DATASET EXCERPTS: Begin

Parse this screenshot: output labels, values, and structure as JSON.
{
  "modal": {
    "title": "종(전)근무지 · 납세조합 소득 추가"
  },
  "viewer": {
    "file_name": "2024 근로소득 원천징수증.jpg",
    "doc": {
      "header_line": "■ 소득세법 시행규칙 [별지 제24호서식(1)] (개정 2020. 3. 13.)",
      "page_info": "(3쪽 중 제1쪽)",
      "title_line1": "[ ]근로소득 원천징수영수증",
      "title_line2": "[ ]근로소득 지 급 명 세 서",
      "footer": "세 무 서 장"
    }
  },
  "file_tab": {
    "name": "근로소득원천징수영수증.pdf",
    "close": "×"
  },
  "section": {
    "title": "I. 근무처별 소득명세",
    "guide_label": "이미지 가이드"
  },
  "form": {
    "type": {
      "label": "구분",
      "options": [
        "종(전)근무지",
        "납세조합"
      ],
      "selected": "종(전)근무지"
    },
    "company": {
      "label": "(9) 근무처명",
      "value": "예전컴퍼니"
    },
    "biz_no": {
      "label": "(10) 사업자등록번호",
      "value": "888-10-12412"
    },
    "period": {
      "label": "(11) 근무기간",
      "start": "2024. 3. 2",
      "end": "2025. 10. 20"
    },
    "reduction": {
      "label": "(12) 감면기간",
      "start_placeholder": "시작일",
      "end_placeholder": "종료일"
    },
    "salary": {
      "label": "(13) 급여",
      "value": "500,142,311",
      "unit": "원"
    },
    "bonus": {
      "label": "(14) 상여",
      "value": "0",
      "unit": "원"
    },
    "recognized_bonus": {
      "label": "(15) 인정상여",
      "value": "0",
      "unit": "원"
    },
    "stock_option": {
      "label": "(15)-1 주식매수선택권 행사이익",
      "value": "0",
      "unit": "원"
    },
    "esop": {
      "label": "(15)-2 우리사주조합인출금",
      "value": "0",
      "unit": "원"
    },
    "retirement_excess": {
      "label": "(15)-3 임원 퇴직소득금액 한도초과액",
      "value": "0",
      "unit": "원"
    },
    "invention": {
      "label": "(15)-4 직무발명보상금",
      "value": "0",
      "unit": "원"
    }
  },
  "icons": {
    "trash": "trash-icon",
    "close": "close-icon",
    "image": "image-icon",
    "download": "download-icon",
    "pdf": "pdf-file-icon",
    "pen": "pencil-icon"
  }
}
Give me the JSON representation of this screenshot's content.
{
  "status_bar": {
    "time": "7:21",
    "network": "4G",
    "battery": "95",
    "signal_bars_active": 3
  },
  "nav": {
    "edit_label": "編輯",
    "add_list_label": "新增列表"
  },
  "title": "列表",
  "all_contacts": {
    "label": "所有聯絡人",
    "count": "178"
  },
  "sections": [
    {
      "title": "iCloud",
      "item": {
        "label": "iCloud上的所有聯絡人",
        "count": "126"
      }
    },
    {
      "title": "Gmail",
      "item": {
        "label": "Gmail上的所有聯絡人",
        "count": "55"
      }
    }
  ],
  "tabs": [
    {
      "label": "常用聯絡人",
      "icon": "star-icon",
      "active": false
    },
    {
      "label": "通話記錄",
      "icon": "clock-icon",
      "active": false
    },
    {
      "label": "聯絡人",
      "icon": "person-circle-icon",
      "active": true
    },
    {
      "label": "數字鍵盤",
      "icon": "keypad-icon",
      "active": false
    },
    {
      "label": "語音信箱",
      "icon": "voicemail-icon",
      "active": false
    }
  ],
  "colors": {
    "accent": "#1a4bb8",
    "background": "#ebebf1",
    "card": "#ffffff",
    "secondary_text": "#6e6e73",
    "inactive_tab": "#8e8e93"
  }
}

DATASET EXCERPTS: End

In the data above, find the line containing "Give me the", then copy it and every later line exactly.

**THE ANSWER**
Give me the JSON representation of this screenshot's content.
{
  "status_bar": {
    "time": "7:21",
    "network": "4G",
    "battery": "95",
    "signal_bars_active": 3
  },
  "nav": {
    "edit_label": "編輯",
    "add_list_label": "新增列表"
  },
  "title": "列表",
  "all_contacts": {
    "label": "所有聯絡人",
    "count": "178"
  },
  "sections": [
    {
      "title": "iCloud",
      "item": {
        "label": "iCloud上的所有聯絡人",
        "count": "126"
      }
    },
    {
      "title": "Gmail",
      "item": {
        "label": "Gmail上的所有聯絡人",
        "count": "55"
      }
    }
  ],
  "tabs": [
    {
      "label": "常用聯絡人",
      "icon": "star-icon",
      "active": false
    },
    {
      "label": "通話記錄",
      "icon": "clock-icon",
      "active": false
    },
    {
      "label": "聯絡人",
      "icon": "person-circle-icon",
      "active": true
    },
    {
      "label": "數字鍵盤",
      "icon": "keypad-icon",
      "active": false
    },
    {
      "label": "語音信箱",
      "icon": "voicemail-icon",
      "active": false
    }
  ],
  "colors": {
    "accent": "#1a4bb8",
    "background": "#ebebf1",
    "card": "#ffffff",
    "secondary_text": "#6e6e73",
    "inactive_tab": "#8e8e93"
  }
}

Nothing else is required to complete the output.